* **Input**:
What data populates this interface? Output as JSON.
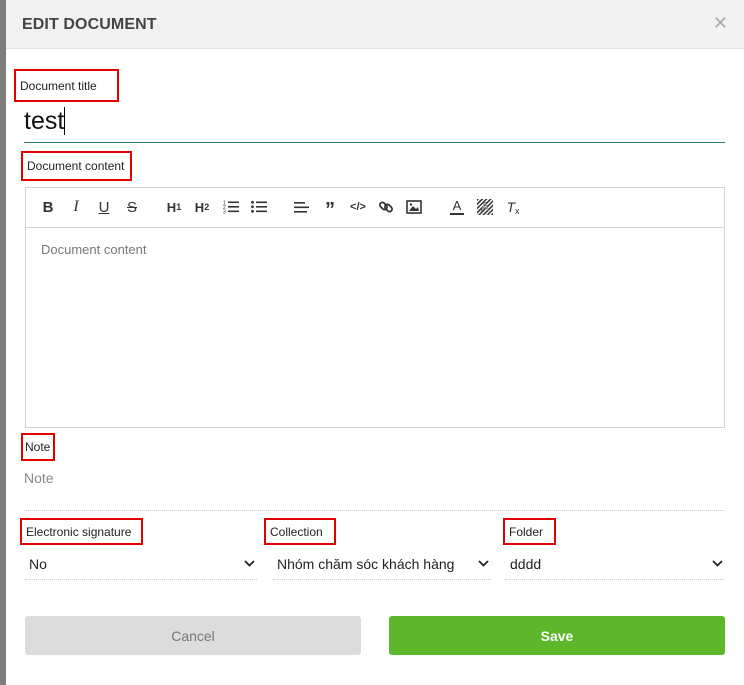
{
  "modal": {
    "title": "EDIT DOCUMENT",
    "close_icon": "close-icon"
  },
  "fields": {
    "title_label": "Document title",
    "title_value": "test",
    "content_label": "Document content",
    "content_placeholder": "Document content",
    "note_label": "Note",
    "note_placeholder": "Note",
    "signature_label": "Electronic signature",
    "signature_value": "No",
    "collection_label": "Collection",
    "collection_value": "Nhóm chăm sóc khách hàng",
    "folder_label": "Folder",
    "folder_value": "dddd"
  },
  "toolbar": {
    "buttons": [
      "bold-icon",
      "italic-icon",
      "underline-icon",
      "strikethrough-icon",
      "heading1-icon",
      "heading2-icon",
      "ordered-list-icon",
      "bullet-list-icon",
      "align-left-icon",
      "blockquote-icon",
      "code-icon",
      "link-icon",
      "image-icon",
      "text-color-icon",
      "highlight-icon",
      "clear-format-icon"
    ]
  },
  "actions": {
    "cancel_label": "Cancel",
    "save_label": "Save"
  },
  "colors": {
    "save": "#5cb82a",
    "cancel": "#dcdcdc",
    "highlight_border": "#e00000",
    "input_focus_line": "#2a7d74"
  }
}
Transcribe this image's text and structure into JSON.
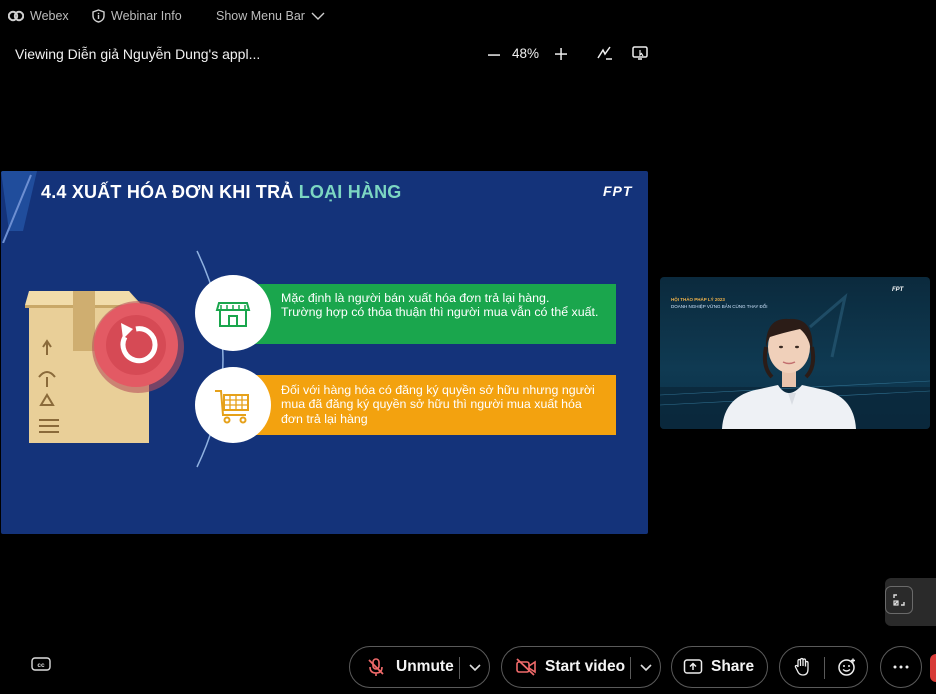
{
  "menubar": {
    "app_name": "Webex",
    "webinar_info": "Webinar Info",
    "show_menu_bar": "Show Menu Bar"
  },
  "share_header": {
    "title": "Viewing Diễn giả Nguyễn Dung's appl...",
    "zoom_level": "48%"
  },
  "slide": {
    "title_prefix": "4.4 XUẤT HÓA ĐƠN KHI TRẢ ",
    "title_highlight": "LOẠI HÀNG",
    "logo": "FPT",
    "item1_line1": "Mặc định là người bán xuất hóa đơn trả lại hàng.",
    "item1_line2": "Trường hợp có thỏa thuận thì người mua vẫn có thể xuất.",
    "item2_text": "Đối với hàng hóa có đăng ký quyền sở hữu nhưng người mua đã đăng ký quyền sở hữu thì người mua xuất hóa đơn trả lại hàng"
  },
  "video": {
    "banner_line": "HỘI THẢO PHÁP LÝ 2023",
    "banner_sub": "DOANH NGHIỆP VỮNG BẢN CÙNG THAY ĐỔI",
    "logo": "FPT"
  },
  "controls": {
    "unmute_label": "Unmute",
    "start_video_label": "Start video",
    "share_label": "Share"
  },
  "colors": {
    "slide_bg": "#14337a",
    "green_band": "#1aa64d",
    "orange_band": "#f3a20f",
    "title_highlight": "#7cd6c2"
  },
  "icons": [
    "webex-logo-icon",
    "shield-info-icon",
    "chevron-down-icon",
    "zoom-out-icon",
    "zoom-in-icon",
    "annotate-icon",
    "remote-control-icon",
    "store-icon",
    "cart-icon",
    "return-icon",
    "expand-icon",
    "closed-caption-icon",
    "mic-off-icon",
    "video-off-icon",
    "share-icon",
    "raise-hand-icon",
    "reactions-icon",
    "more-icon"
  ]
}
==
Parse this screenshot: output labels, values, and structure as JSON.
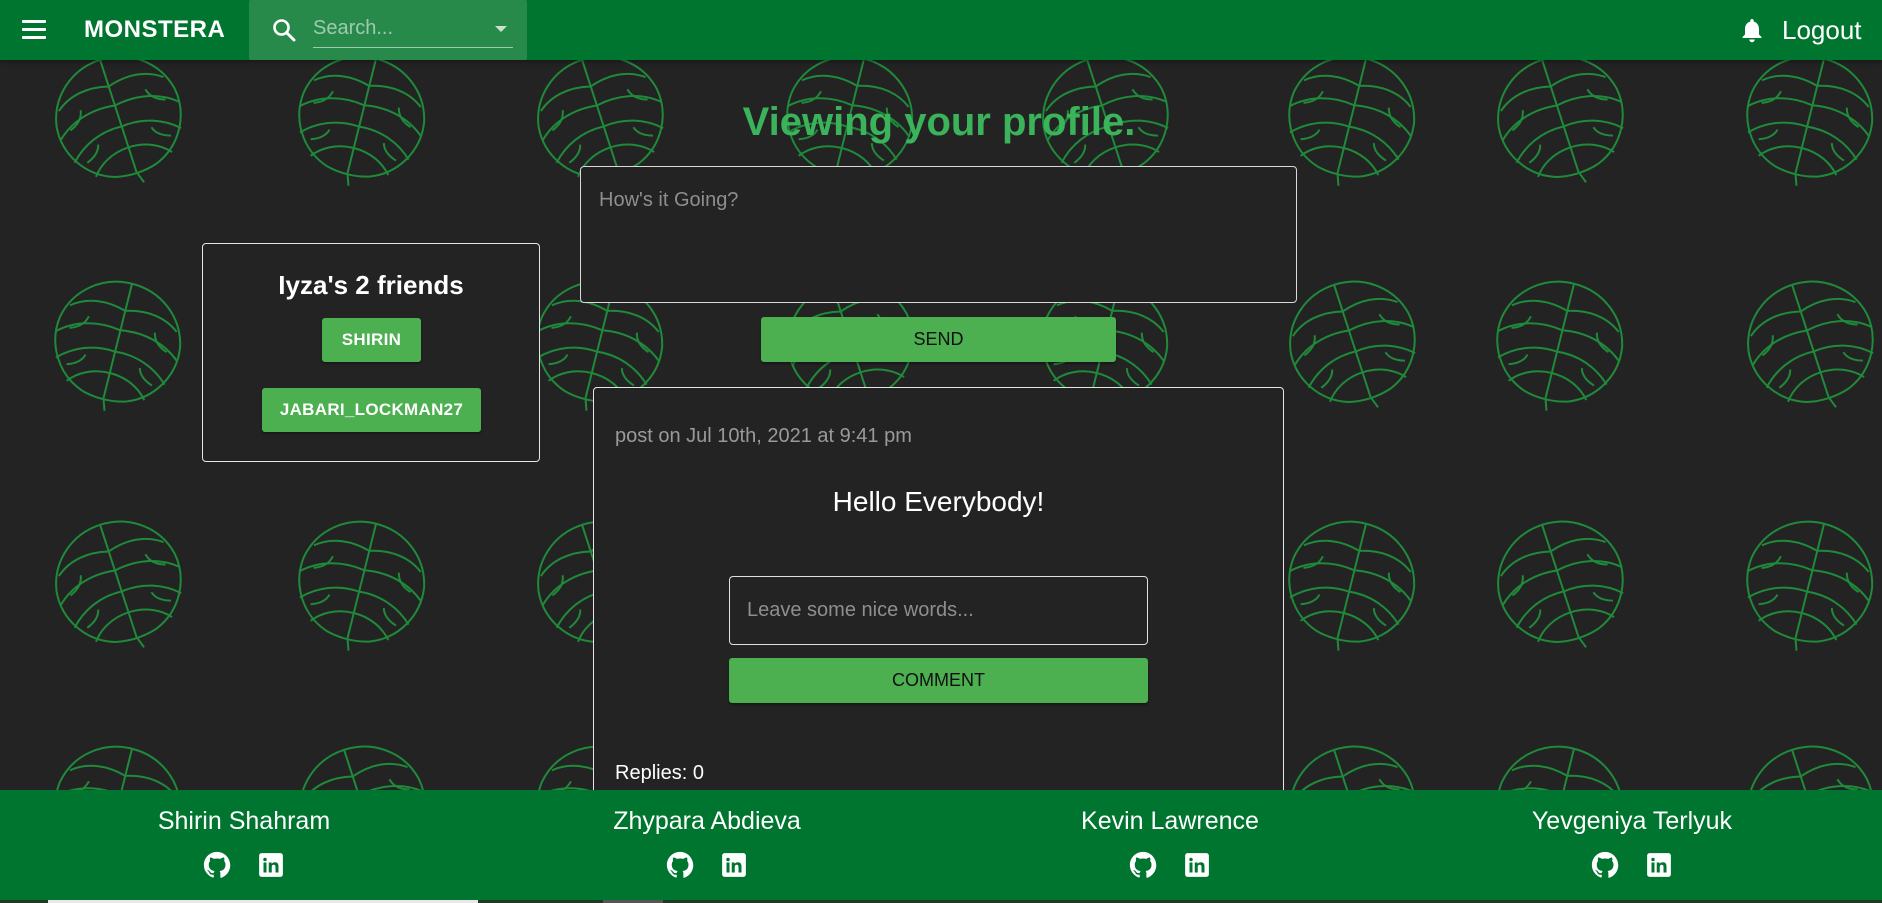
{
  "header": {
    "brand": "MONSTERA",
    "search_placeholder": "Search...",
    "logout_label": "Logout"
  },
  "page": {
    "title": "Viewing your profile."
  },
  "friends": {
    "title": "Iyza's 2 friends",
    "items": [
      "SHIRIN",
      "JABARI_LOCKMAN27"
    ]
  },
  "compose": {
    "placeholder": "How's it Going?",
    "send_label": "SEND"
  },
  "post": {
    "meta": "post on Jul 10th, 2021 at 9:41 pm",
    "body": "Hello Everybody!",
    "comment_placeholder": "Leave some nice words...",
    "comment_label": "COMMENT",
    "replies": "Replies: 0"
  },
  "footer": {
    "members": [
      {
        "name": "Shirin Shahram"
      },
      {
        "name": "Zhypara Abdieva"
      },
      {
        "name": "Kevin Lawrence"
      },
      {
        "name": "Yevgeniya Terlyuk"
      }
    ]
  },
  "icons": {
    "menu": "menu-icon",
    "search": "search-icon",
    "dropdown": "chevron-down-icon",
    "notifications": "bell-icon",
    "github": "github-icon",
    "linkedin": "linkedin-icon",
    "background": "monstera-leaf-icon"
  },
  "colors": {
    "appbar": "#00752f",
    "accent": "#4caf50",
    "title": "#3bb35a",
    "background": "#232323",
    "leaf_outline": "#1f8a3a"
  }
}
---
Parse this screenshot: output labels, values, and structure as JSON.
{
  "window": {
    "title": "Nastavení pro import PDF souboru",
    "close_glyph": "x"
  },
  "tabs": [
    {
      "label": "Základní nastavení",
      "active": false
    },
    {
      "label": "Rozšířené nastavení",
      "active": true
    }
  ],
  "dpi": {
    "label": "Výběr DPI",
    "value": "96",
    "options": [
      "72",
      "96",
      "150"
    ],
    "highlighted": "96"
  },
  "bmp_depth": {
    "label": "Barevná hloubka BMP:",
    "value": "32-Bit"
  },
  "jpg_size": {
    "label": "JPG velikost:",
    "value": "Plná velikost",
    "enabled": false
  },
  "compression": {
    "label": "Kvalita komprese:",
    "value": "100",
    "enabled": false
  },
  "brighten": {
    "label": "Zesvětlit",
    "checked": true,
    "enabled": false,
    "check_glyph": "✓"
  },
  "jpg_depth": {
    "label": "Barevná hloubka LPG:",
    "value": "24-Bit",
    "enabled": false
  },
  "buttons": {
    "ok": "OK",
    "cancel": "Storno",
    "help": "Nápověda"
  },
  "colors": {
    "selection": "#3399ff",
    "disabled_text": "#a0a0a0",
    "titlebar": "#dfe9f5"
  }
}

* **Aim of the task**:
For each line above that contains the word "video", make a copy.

* **Your response**:
  "video": {
    "start_video_label": "Start video",
    "video-off-icon",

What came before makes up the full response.